Web page and app entries:
┌──

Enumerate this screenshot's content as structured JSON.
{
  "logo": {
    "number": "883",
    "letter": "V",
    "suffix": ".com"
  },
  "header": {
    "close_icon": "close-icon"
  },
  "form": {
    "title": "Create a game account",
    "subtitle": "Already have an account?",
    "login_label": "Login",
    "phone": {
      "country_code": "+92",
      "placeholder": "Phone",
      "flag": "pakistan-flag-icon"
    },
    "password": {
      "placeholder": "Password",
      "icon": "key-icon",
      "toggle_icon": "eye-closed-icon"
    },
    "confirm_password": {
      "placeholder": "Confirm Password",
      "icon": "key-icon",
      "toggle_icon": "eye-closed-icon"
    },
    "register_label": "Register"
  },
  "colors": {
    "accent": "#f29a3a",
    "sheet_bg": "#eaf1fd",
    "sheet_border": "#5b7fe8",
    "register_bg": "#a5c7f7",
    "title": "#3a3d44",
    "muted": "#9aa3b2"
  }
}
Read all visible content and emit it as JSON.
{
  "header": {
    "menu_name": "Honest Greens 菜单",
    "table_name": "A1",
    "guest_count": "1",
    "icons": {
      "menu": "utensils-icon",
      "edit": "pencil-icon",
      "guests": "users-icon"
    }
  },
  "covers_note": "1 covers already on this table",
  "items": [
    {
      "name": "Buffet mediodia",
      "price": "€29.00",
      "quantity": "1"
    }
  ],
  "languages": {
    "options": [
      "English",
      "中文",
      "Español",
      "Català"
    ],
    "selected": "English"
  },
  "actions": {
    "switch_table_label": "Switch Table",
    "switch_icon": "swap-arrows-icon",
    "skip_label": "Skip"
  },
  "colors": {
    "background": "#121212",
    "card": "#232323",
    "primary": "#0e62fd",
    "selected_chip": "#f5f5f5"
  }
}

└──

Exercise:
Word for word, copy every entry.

Result of the exercise:
Enumerate this screenshot's content as structured JSON.
{
  "logo": {
    "number": "883",
    "letter": "V",
    "suffix": ".com"
  },
  "header": {
    "close_icon": "close-icon"
  },
  "form": {
    "title": "Create a game account",
    "subtitle": "Already have an account?",
    "login_label": "Login",
    "phone": {
      "country_code": "+92",
      "placeholder": "Phone",
      "flag": "pakistan-flag-icon"
    },
    "password": {
      "placeholder": "Password",
      "icon": "key-icon",
      "toggle_icon": "eye-closed-icon"
    },
    "confirm_password": {
      "placeholder": "Confirm Password",
      "icon": "key-icon",
      "toggle_icon": "eye-closed-icon"
    },
    "register_label": "Register"
  },
  "colors": {
    "accent": "#f29a3a",
    "sheet_bg": "#eaf1fd",
    "sheet_border": "#5b7fe8",
    "register_bg": "#a5c7f7",
    "title": "#3a3d44",
    "muted": "#9aa3b2"
  }
}
Read all visible content and emit it as JSON.
{
  "header": {
    "menu_name": "Honest Greens 菜单",
    "table_name": "A1",
    "guest_count": "1",
    "icons": {
      "menu": "utensils-icon",
      "edit": "pencil-icon",
      "guests": "users-icon"
    }
  },
  "covers_note": "1 covers already on this table",
  "items": [
    {
      "name": "Buffet mediodia",
      "price": "€29.00",
      "quantity": "1"
    }
  ],
  "languages": {
    "options": [
      "English",
      "中文",
      "Español",
      "Català"
    ],
    "selected": "English"
  },
  "actions": {
    "switch_table_label": "Switch Table",
    "switch_icon": "swap-arrows-icon",
    "skip_label": "Skip"
  },
  "colors": {
    "background": "#121212",
    "card": "#232323",
    "primary": "#0e62fd",
    "selected_chip": "#f5f5f5"
  }
}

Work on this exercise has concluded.